(Beginning of GIVEN RECORDS)

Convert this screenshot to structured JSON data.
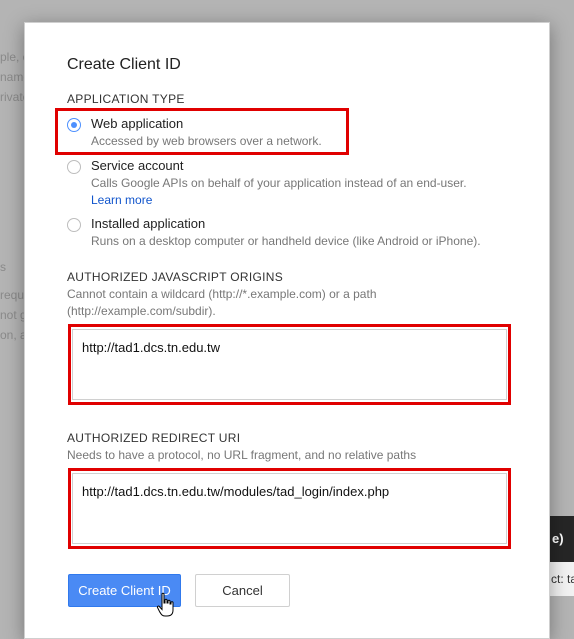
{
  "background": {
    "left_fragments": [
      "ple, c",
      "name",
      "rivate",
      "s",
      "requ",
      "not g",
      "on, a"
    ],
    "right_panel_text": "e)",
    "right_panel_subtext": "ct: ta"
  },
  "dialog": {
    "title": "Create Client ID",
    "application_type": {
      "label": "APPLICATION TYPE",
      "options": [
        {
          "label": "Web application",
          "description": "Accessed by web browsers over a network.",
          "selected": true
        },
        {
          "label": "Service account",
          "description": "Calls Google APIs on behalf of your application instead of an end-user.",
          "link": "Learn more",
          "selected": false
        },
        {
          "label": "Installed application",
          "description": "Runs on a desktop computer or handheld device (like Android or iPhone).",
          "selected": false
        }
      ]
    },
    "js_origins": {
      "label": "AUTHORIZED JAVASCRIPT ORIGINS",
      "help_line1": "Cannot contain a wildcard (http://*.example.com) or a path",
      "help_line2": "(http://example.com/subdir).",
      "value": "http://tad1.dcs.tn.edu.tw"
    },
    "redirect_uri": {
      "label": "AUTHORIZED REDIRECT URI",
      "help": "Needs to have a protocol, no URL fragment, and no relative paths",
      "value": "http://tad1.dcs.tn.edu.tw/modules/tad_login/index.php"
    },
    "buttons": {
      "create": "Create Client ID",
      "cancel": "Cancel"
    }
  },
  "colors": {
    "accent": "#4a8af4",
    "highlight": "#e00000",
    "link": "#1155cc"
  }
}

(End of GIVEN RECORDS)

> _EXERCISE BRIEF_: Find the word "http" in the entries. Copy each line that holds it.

> _ANSWER FOR THE TASK_:
      "help_line1": "Cannot contain a wildcard (http://*.example.com) or a path",
      "help_line2": "(http://example.com/subdir).",
      "value": "http://tad1.dcs.tn.edu.tw"
      "value": "http://tad1.dcs.tn.edu.tw/modules/tad_login/index.php"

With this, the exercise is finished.